* Website and app data records:
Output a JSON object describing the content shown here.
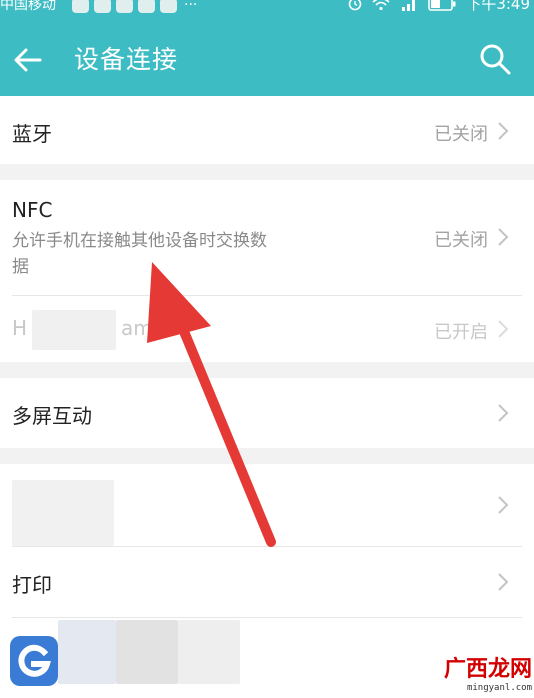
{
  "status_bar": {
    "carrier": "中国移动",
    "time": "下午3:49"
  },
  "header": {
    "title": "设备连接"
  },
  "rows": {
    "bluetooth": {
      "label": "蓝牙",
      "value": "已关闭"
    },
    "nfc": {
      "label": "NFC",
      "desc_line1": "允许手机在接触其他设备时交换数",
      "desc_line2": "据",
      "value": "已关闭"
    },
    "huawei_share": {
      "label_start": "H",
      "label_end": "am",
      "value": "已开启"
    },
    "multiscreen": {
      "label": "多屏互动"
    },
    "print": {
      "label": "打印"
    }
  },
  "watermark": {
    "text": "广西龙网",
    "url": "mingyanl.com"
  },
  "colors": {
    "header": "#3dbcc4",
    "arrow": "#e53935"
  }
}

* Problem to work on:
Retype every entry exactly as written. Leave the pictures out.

* Solution to this problem:
Output a JSON object describing the content shown here.
{
  "status_bar": {
    "carrier": "中国移动",
    "time": "下午3:49"
  },
  "header": {
    "title": "设备连接"
  },
  "rows": {
    "bluetooth": {
      "label": "蓝牙",
      "value": "已关闭"
    },
    "nfc": {
      "label": "NFC",
      "desc_line1": "允许手机在接触其他设备时交换数",
      "desc_line2": "据",
      "value": "已关闭"
    },
    "huawei_share": {
      "label_start": "H",
      "label_end": "am",
      "value": "已开启"
    },
    "multiscreen": {
      "label": "多屏互动"
    },
    "print": {
      "label": "打印"
    }
  },
  "watermark": {
    "text": "广西龙网",
    "url": "mingyanl.com"
  },
  "colors": {
    "header": "#3dbcc4",
    "arrow": "#e53935"
  }
}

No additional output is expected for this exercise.